Stored data entries:
◇ ◇ ◇ ◇ ◇
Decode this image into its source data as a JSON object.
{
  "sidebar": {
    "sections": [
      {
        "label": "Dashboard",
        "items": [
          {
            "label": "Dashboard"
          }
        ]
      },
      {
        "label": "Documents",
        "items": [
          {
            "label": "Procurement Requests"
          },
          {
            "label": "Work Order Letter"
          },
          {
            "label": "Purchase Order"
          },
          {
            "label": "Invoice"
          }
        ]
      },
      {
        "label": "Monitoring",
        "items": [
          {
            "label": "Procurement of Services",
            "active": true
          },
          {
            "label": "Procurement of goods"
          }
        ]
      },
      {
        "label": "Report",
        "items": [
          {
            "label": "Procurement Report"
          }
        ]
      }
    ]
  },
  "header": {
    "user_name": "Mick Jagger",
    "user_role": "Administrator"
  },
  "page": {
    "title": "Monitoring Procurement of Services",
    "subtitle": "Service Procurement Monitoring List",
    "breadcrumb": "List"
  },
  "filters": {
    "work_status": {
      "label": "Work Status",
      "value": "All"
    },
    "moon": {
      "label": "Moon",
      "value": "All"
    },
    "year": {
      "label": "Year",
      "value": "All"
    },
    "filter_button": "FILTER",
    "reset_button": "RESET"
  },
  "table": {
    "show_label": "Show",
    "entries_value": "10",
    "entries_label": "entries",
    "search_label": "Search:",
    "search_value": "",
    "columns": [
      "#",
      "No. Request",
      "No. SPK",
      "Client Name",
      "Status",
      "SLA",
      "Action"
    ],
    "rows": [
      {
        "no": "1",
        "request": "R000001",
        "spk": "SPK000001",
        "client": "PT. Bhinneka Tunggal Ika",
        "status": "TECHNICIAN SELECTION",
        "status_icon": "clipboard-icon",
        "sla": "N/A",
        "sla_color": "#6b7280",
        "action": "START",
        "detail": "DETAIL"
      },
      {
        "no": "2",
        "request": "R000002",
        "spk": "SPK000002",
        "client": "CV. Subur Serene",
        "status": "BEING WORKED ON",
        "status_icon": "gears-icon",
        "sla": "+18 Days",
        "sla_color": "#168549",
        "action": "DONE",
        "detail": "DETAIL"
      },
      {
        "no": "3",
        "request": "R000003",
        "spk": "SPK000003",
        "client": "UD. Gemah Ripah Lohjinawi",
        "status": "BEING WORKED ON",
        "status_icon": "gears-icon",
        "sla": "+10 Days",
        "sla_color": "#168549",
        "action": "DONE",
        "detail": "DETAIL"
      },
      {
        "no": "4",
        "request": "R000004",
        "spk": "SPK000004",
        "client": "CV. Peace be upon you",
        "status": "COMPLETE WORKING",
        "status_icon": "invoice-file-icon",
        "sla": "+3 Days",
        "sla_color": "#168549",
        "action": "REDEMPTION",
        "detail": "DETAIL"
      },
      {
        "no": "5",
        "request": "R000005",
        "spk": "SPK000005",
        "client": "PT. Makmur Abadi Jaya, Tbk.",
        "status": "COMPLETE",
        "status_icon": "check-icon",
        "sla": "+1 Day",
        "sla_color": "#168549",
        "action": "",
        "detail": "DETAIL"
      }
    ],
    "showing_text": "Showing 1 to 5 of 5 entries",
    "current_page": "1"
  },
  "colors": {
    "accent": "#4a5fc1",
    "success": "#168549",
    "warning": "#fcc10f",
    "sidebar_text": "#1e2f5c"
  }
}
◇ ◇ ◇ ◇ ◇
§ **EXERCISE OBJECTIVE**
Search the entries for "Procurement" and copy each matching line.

§ **SOLUTION TO THE PROBLEM**
            "label": "Procurement Requests"
            "label": "Procurement of Services",
            "label": "Procurement of goods"
            "label": "Procurement Report"
    "title": "Monitoring Procurement of Services",
    "subtitle": "Service Procurement Monitoring List",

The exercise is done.